So today Facebook decided to turn the camera icon in the user interface of its massively popular Messenger app into an Easter egg. Not a metaphorical hidden-feature Easter egg. An actual graphic of an Easter egg. To some of you I’m sure that sounds innocuous. Others of you were probably horrified when you opened the app and saw it there today, or are horrified reading about it even if you don’t use Messenger. Signed me up in the horrified camp. Here’s why…
Easter is not a secular holiday. That bears repeating so I’ll repeat it. Easter is not a secular holiday. It’s a Christian holiday. All day long, it is a religious holiday that pertains to one religion. And just like Christmas, no matter how many Christians celebrate the day in a completely secular manner, to non-Christians the day remains absolutely and unquestionably somebody else’s religious holiday.
So while I think Easter eggs are beautiful, and grew up Catholic before I converted to Judaism, and don’t keep kosher and can devour a ham with the best of them, I really don’t want the graphical interface of the apps that I use on my smart phone suddenly turning into Easter eggs, or Christmas trees, or any other symbols of somebody else’s religious holiday. Would you?
The Facebook Messenger Twitter account (talk about mixing metaphors) today crowed about the wonderful benefit of Messenger adopting an Easter look for the holiday. I asked them why the user interface, itself was changed, and why it was done unilaterally without an opt-out, instead of letting users who celebrated Easter opt-in, instead. I also asked why they thought non-Christian users would welcome having someone else’s religious iconography inserted into their smart phone apps without their consent.

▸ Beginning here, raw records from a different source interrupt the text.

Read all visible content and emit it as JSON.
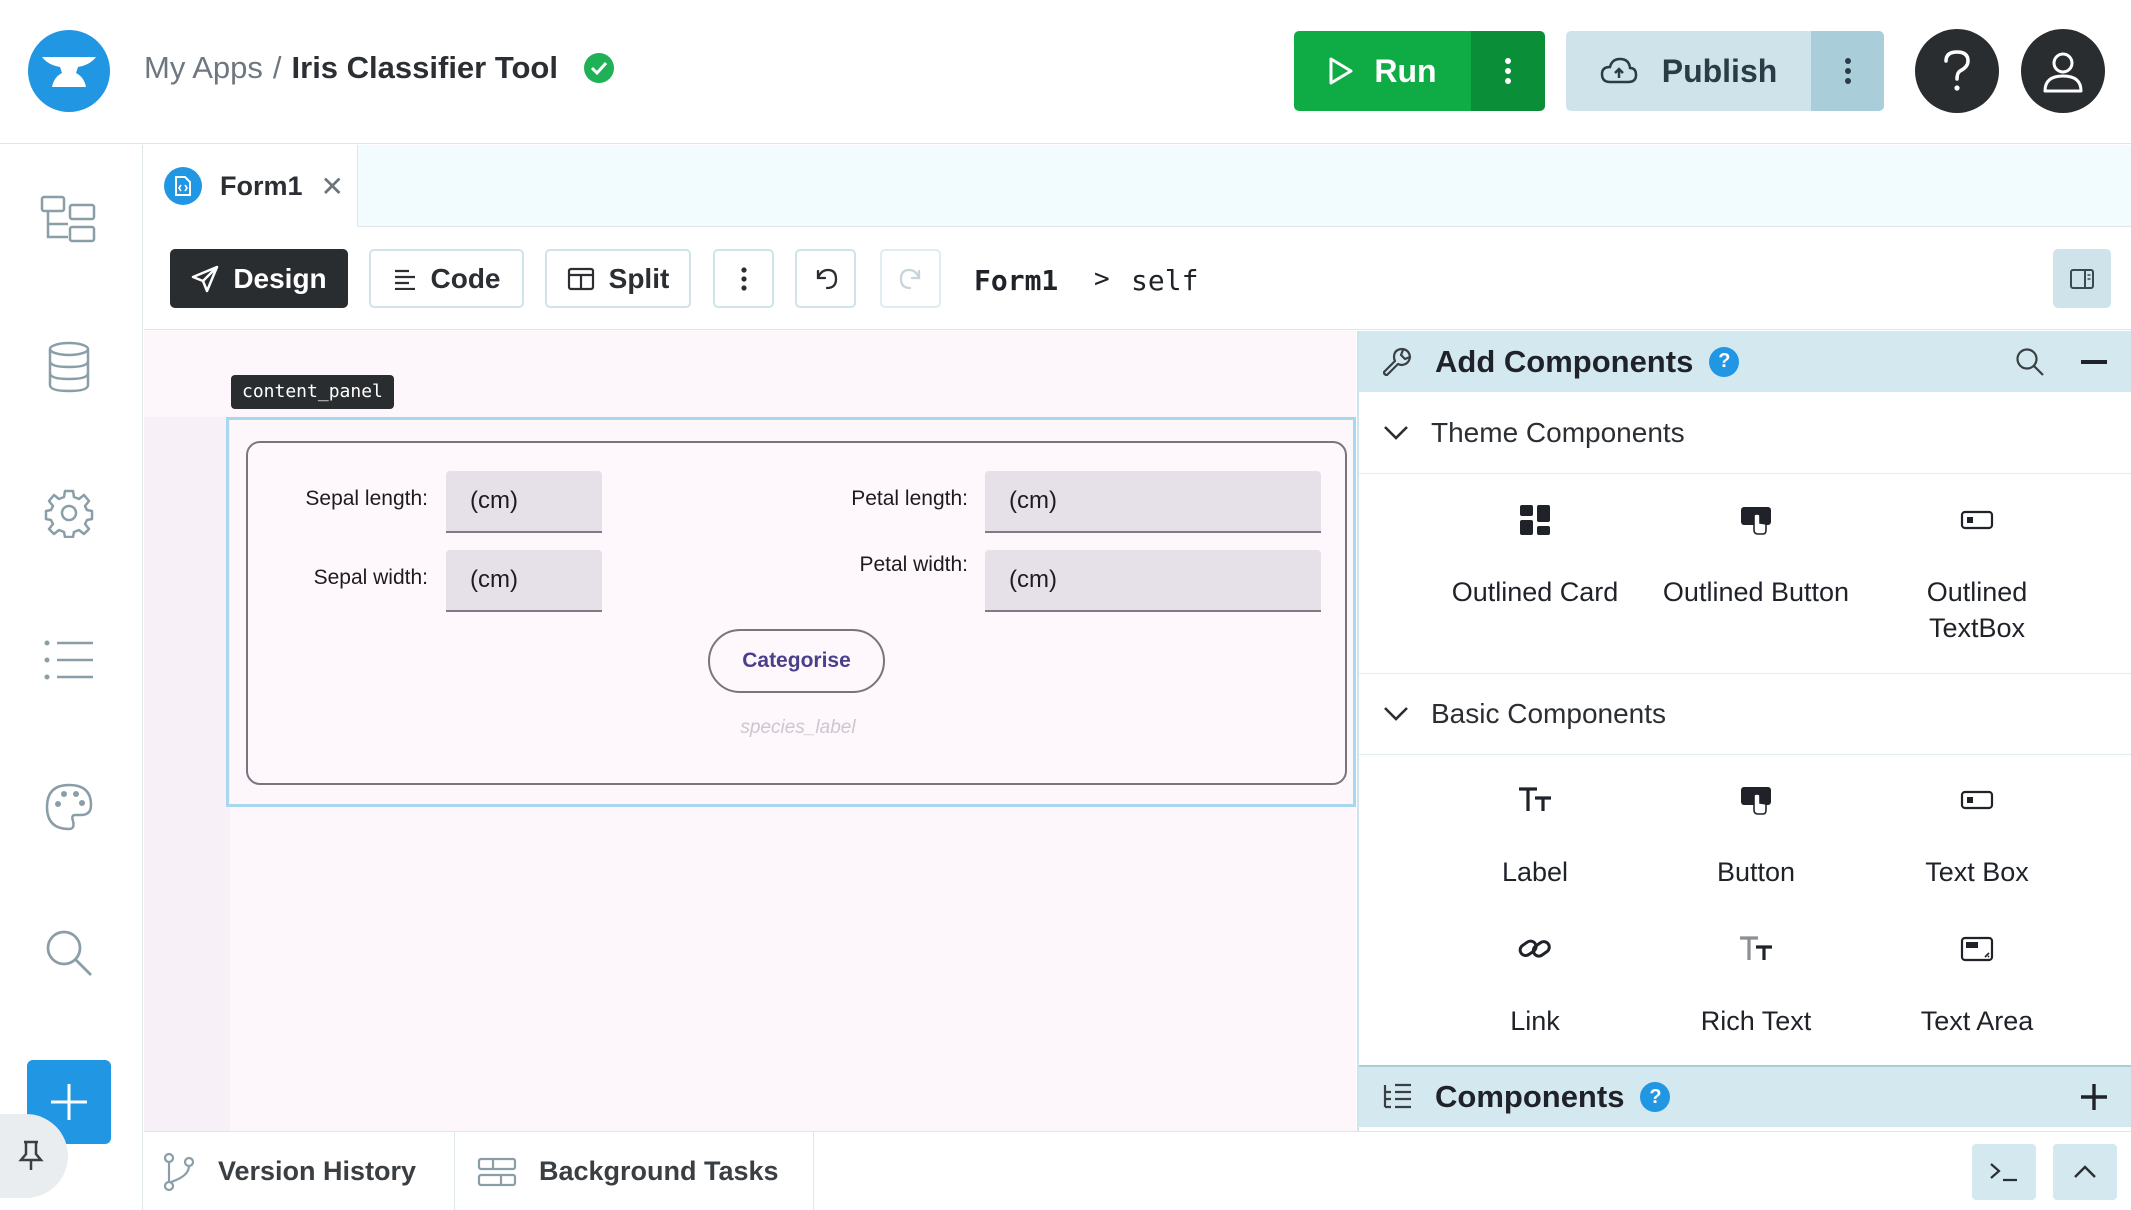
{
  "header": {
    "breadcrumb_root": "My Apps",
    "breadcrumb_sep": "/",
    "app_name": "Iris Classifier Tool",
    "run_label": "Run",
    "publish_label": "Publish"
  },
  "tabs": [
    {
      "label": "Form1"
    }
  ],
  "toolbar": {
    "design_label": "Design",
    "code_label": "Code",
    "split_label": "Split",
    "path_form": "Form1",
    "path_sep": ">",
    "path_self": "self"
  },
  "canvas": {
    "panel_tag": "content_panel",
    "sepal_length_label": "Sepal length:",
    "sepal_length_placeholder": "(cm)",
    "sepal_width_label": "Sepal width:",
    "sepal_width_placeholder": "(cm)",
    "petal_length_label": "Petal length:",
    "petal_length_placeholder": "(cm)",
    "petal_width_label": "Petal width:",
    "petal_width_placeholder": "(cm)",
    "categorise_label": "Categorise",
    "species_label": "species_label"
  },
  "add_components": {
    "title": "Add Components",
    "help": "?",
    "theme_section": "Theme Components",
    "theme_items": [
      {
        "label": "Outlined Card",
        "icon": "outlined-card-icon"
      },
      {
        "label": "Outlined Button",
        "icon": "outlined-button-icon"
      },
      {
        "label": "Outlined TextBox",
        "icon": "outlined-textbox-icon"
      }
    ],
    "basic_section": "Basic Components",
    "basic_items": [
      {
        "label": "Label",
        "icon": "label-icon"
      },
      {
        "label": "Button",
        "icon": "button-icon"
      },
      {
        "label": "Text Box",
        "icon": "text-box-icon"
      },
      {
        "label": "Link",
        "icon": "link-icon"
      },
      {
        "label": "Rich Text",
        "icon": "rich-text-icon"
      },
      {
        "label": "Text Area",
        "icon": "text-area-icon"
      }
    ]
  },
  "components_panel": {
    "title": "Components",
    "help": "?"
  },
  "bottom": {
    "version_history": "Version History",
    "background_tasks": "Background Tasks"
  },
  "colors": {
    "brand_blue": "#2196e3",
    "run_green": "#0fac45",
    "publish_bg": "#cfe3ea",
    "dark": "#2a2d30"
  }
}
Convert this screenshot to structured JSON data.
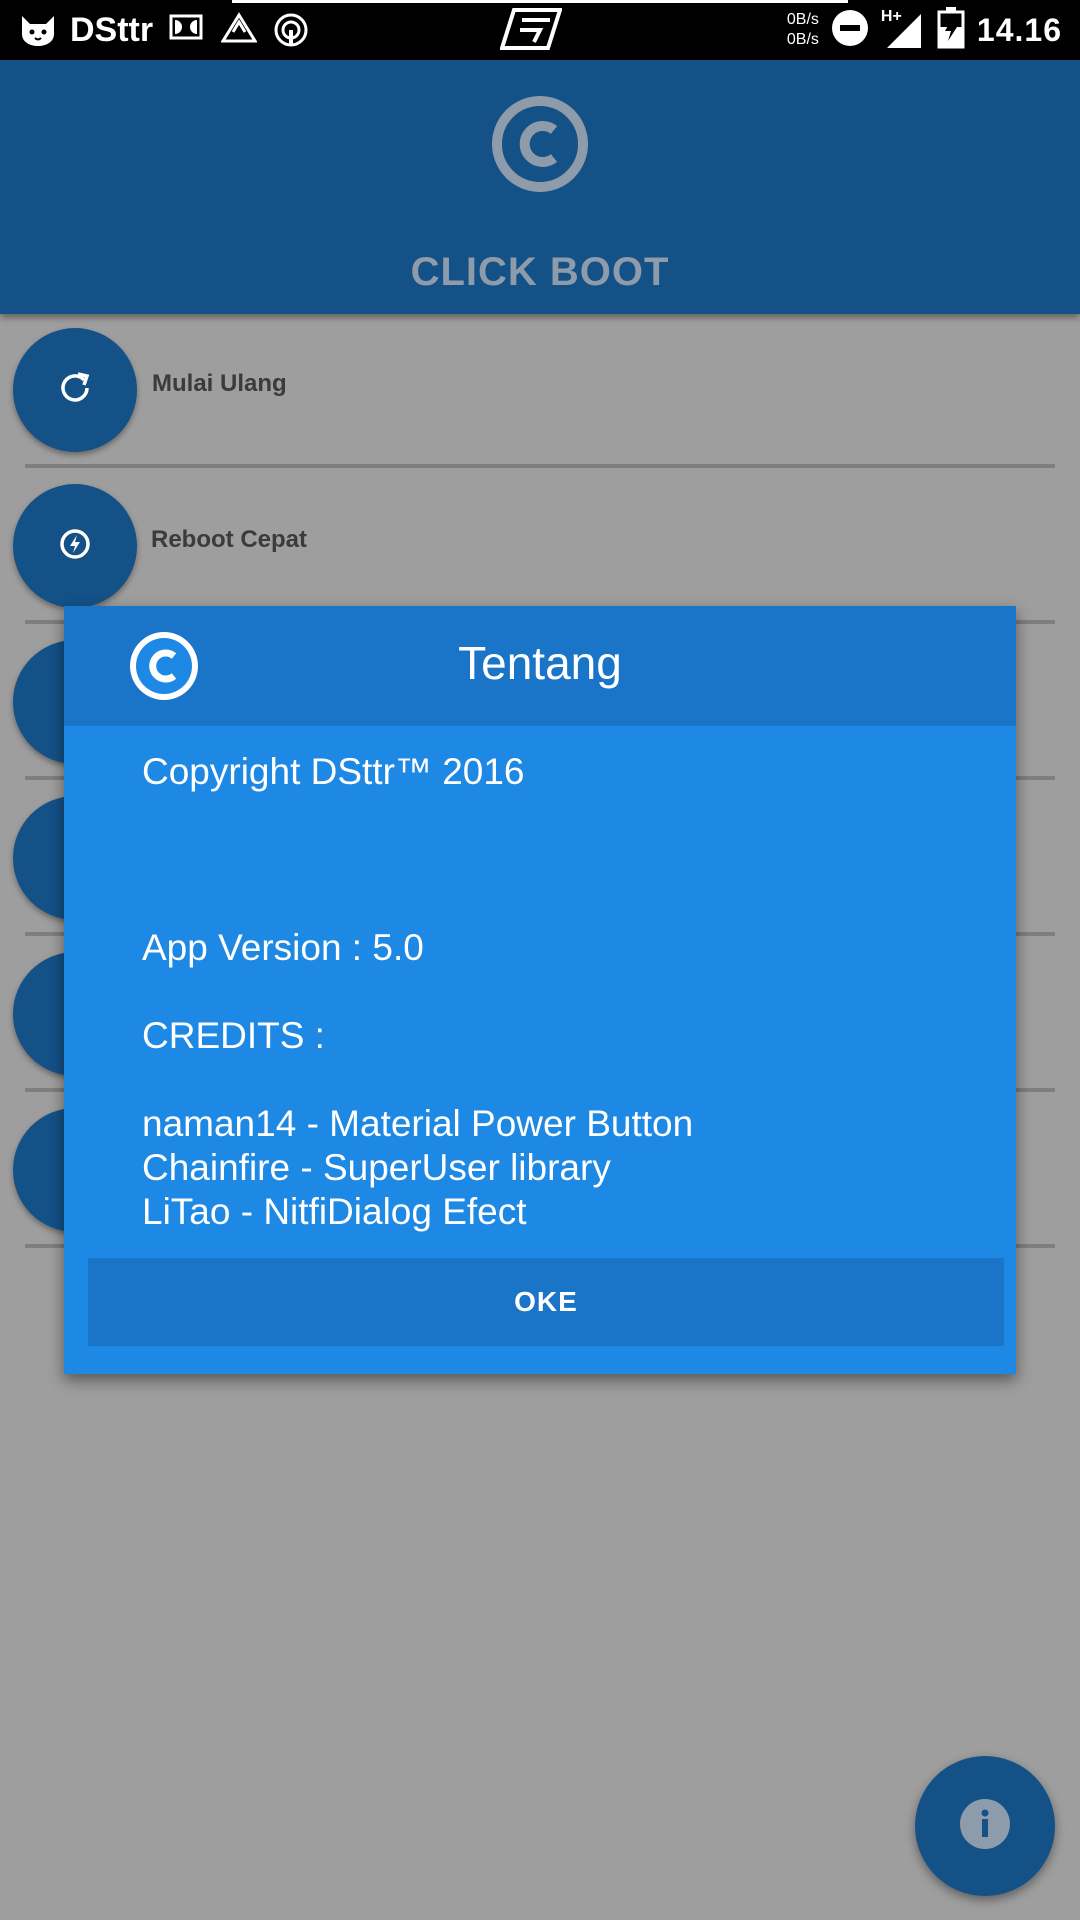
{
  "status_bar": {
    "app_name": "DSttr",
    "net_up": "0B/s",
    "net_down": "0B/s",
    "network_type": "H+",
    "time": "14.16"
  },
  "app": {
    "title": "CLICK BOOT"
  },
  "list": {
    "items": [
      {
        "label": "Mulai Ulang",
        "icon": "restart-icon"
      },
      {
        "label": "Reboot Cepat",
        "icon": "fast-reboot-icon"
      },
      {
        "label": "",
        "icon": "power-icon"
      },
      {
        "label": "",
        "icon": "power-icon"
      },
      {
        "label": "",
        "icon": "power-icon"
      },
      {
        "label": "",
        "icon": "power-icon"
      }
    ]
  },
  "dialog": {
    "title": "Tentang",
    "copyright": "Copyright DSttr™ 2016",
    "version": "App Version : 5.0",
    "credits_heading": "CREDITS :",
    "credits": [
      "naman14 - Material Power Button",
      "Chainfire - SuperUser library",
      "LiTao - NitfiDialog Efect"
    ],
    "ok_label": "OKE"
  },
  "colors": {
    "status_bar": "#000000",
    "app_bar": "#135187",
    "dialog": "#1e88e5",
    "dialog_header": "#1a74c8",
    "scrim": "#9e9e9e"
  }
}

So far, I haven’t gotten a reply.
You have to wonder, how widely was this rolled out? Only in the United States? In countries where there is a majority population celebrating Easter? I know it’s not just me, because when I complained about the change to Facebook friends, all of them who use Messenger confirmed the same change on their smart phones.
You also have to wonder, how on earth can a company with more than one billion users make such an incredibly religiously bigoted decision like that?
Don’t think it’s bigoted? Are you a Christian? How would you feel if without your consent Facebook decided to turn the user interface of apps on your smart phone into Muslim iconography? Or Jewish iconography? Or atheist iconography? All fine and respectable traditions, but not your traditions? If every time you took a photo in your Messenger app, you had to press a button that without your permission suddenly looked like a Jewish Star of David? Or an atheist Darwin Fish? In those terms, does it still not feel like a religiously bigoted thing for Facebook to do?
Oh, and you don’t get to change it back until that religious holiday belonging to someone else is over, either. And if you’re a Jew, then today you’re actually smack in the middle of your own major religious holiday—Passover—so Facebook Messenger’s decision in your case actually reaches Sean Spicer-esque proportions.
This is why brands need to be very, very, very careful about any assumptions they make whatsoever regarding holidays. The moment that you deign to assume that a holiday is secular because that’s how you and everyone you may know have always celebrated it? That’s the moment, especially if you represent a brand, that you should immediately rethink and re-examine your assumptions.
I know this wasn’t a decision made to deliberately exclude non-Christians on Messenger’s part. But in a way it was something equally unfortunate, because the decision to change the user interface for Easter in this manner had to have been proposed, and vetted, and sent to higher ups for approvals. So the equally unfortunate thing here is that none of the people involved in this decision at Facebook Messenger considered at all that non-Christians could possibly experience Christian religious holidays any differently than Christians.
Hear me now. We do.
For that to happen on an app used by a billion people that’s part of an even larger company run by a non-Christian is an extraordinary thing. Don’t let that happen to your brand. The beloved community, whether of citizens or customers, is blessedly diverse.
Ignore that diversity at your own peril.